Interpretation[edit]

Tradition claimed that ringforts were "fairy forts" imbued with Druids' magic and believers in the fairies did not alter them. The early pre-Celtic inhabitants of Ireland (known as the Tuatha Dé Danann and Fir Bolg) came to be seen as mythical and were associated with stories of fairies, also known as the "Good People". Fairy forts and prehistoric Tumuli were seen as entrances to their world.[3] Even cutting brush, especially the sceach or whitethorn, on fairy forts was reputed to be the death of those who performed the act.[4]

There are many folk tales about supernatural events happening at fairy forts. Real accidents which happened at ringforts could be given supernatural explanations. For example a man who tried to blast a dolmen suffered a septic hand. The wrecked dolmen was subsequently left untouched.[5]

Other traditions hold that a leprechaun may allegedly know of hidden gold in a fairy fort.[6]

In literature, British author Rudyard Kipling made allusions to the process by which such legends grow in his 1906 novel, Puck of Pook's Hill.[1]
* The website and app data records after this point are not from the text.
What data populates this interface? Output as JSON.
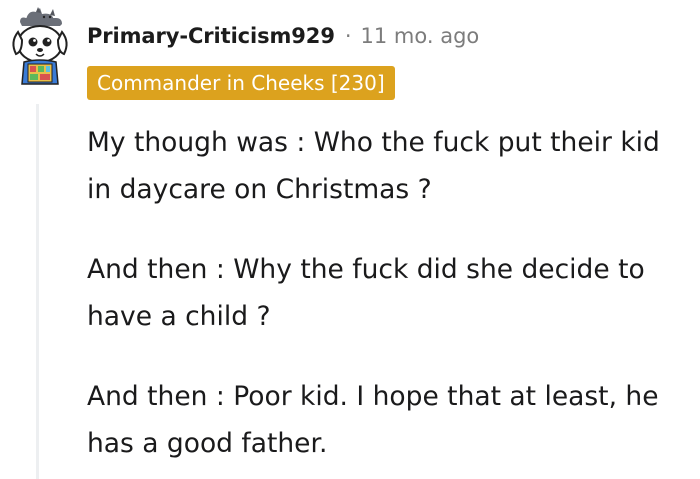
{
  "comment": {
    "author": "Primary-Criticism929",
    "separator": "·",
    "timestamp": "11 mo. ago",
    "flair": "Commander in Cheeks [230]",
    "flair_color": "#dca21e",
    "avatar_icon": "snoo-dog-avatar-icon",
    "paragraphs": [
      "My though was : Who the fuck put their kid in daycare on Christmas ?",
      "And then : Why the fuck did she decide to have a child ?",
      "And then : Poor kid. I hope that at least, he has a good father."
    ]
  }
}
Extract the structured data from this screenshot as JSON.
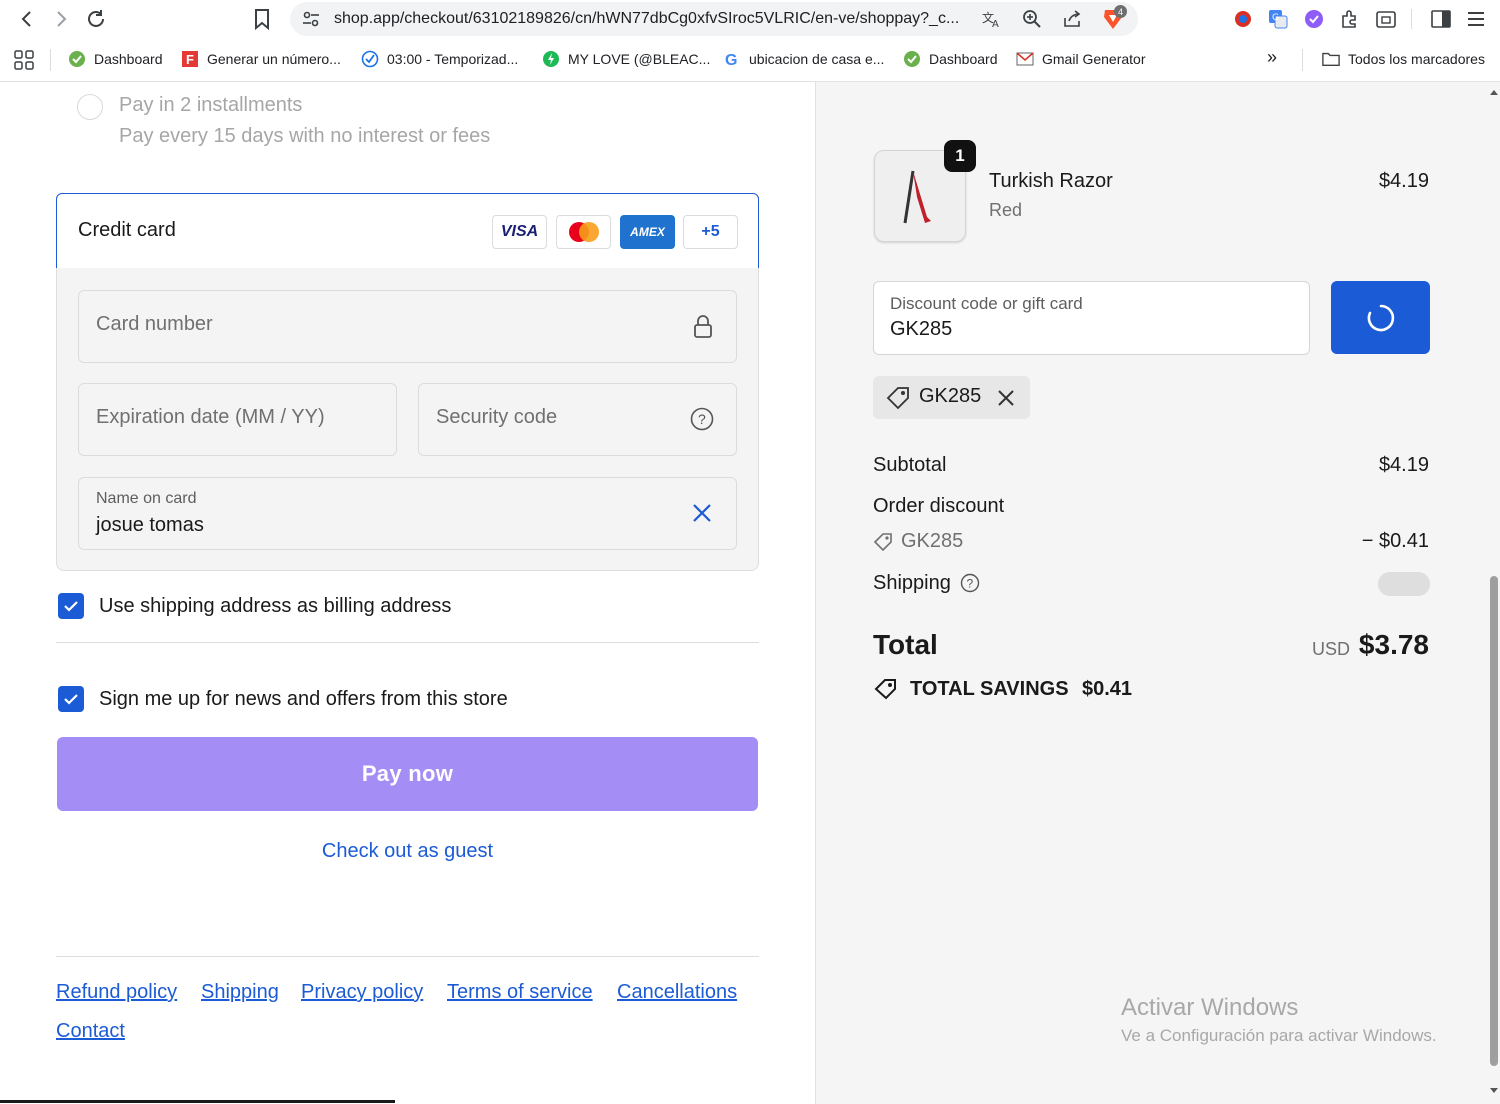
{
  "browser": {
    "url": "shop.app/checkout/63102189826/cn/hWN77dbCg0xfvSIroc5VLRIC/en-ve/shoppay?_c...",
    "bookmarks": [
      {
        "label": "Dashboard",
        "icon": "green-check-favicon"
      },
      {
        "label": "Generar un número...",
        "icon": "red-f-favicon"
      },
      {
        "label": "03:00 - Temporizad...",
        "icon": "blue-check-clock-favicon"
      },
      {
        "label": "MY LOVE (@BLEAC...",
        "icon": "green-bolt-favicon"
      },
      {
        "label": "ubicacion de casa e...",
        "icon": "google-g-favicon"
      },
      {
        "label": "Dashboard",
        "icon": "green-check-favicon"
      },
      {
        "label": "Gmail Generator",
        "icon": "mail-favicon"
      }
    ],
    "more_bookmarks": "»",
    "all_bookmarks": "Todos los marcadores",
    "extension_badge": "4"
  },
  "payment": {
    "installments_title": "Pay in 2 installments",
    "installments_desc": "Pay every 15 days with no interest or fees",
    "credit_card_title": "Credit card",
    "card_brands": [
      "VISA",
      "AMEX",
      "+5"
    ],
    "card_number_placeholder": "Card number",
    "expiration_placeholder": "Expiration date (MM / YY)",
    "security_placeholder": "Security code",
    "name_label": "Name on card",
    "name_value": "josue tomas",
    "billing_checkbox_label": "Use shipping address as billing address",
    "news_checkbox_label": "Sign me up for news and offers from this store",
    "pay_now": "Pay now",
    "guest_link": "Check out as guest"
  },
  "footer": {
    "links": [
      "Refund policy",
      "Shipping",
      "Privacy policy",
      "Terms of service",
      "Cancellations",
      "Contact"
    ]
  },
  "summary": {
    "quantity": "1",
    "product_name": "Turkish Razor",
    "product_variant": "Red",
    "product_price": "$4.19",
    "discount_label": "Discount code or gift card",
    "discount_value": "GK285",
    "applied_code": "GK285",
    "subtotal_label": "Subtotal",
    "subtotal_value": "$4.19",
    "order_discount_label": "Order discount",
    "discount_code": "GK285",
    "discount_amount": "− $0.41",
    "shipping_label": "Shipping",
    "total_label": "Total",
    "currency": "USD",
    "total_value": "$3.78",
    "savings_label": "TOTAL SAVINGS",
    "savings_value": "$0.41"
  },
  "watermark": {
    "title": "Activar Windows",
    "subtitle": "Ve a Configuración para activar Windows."
  },
  "colors": {
    "accent": "#1c5bd6",
    "pay_button": "#a48ef5",
    "summary_bg": "#f5f5f5"
  }
}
Example tales[edit]

Fairies' revenge[edit]

Workmen were working to level earthworks in a fairy fort at Dooneeva. The originator of this fell apparently dead. His wife, a wise woman brought him back to life magically.[2]

A cow taken and restored[edit]

A farmer’s best cow kept grazing in a fairy fort. It was unlucky for the cow to graze there but the cow pined when it was prevented from going to the fairy fort. One day the farmer found the cow there with broken legs. He killed the cow and his family ate the meat, some fresh and some salted. A year later the cow was seen in the fairy fort. The fairies told the farmer they had taken the cow because they needed the milk for their children. They had substituted an old stray horse and made the horse to be like the cow. The farmer took his cow home. He became very prosperous because the fairies supported him.[3]

An old fairy was prevented from marrying a young girl[edit]

A rich farmer’s son investigated why none of the cows would enter a field with a fairy fort and found an old fairy in the fort. The old fairy asked the young man to help him get a young girl for his wife. The farmer’s son would not give the young girl to the old fairy but instead married her himself. As revenge the old fairy destroyed most of the father’s property.

The farmer’s son and his wife rode to her parents’ house. The daughter proved who she was. The daughter had three brothers. The brothers went to the fairy fort and started digging till they found a large flat stone. The old fairy begged them to spare his house. When they spared it he became their friend and restored what he had taken. [4]

Developer's downfall is fairies’ revenge[edit]

Even in 2011, the financial ruin of developer Seán Quinn was blamed on his moving a fairy fort.[7]

See also[edit]

References[edit]

  1. ^ Fairy Forts, Music & Language of Ireland
  2. ^ The Celts & Celtic Ireland[dead link]
  3. ^ Myths, Legends, Fantasy... - An Other World
  4. ^ Eddie Lenihan and Carolyn Eve Green, Meeting The Other Crowd: The Fairy Stories of Hidden Ireland, p 125 ISBN 1-58542-206-1
  5. ^ "A Folklore Survey of County Clare: Fairies and Fairy Forts and Mounds". Clarelibrary.ie. Retrieved 2014-03-13. 
  6. ^ "Ireland". Annl_1.tripod.com. Retrieved 2014-03-13. 
  7. ^ Greg Harkin (2012-12-04). "Sean Quinn’s downfall is fairies’ revenge say locals in Cavan". Independent.ie. Retrieved 2014-03-13. 

External links[edit]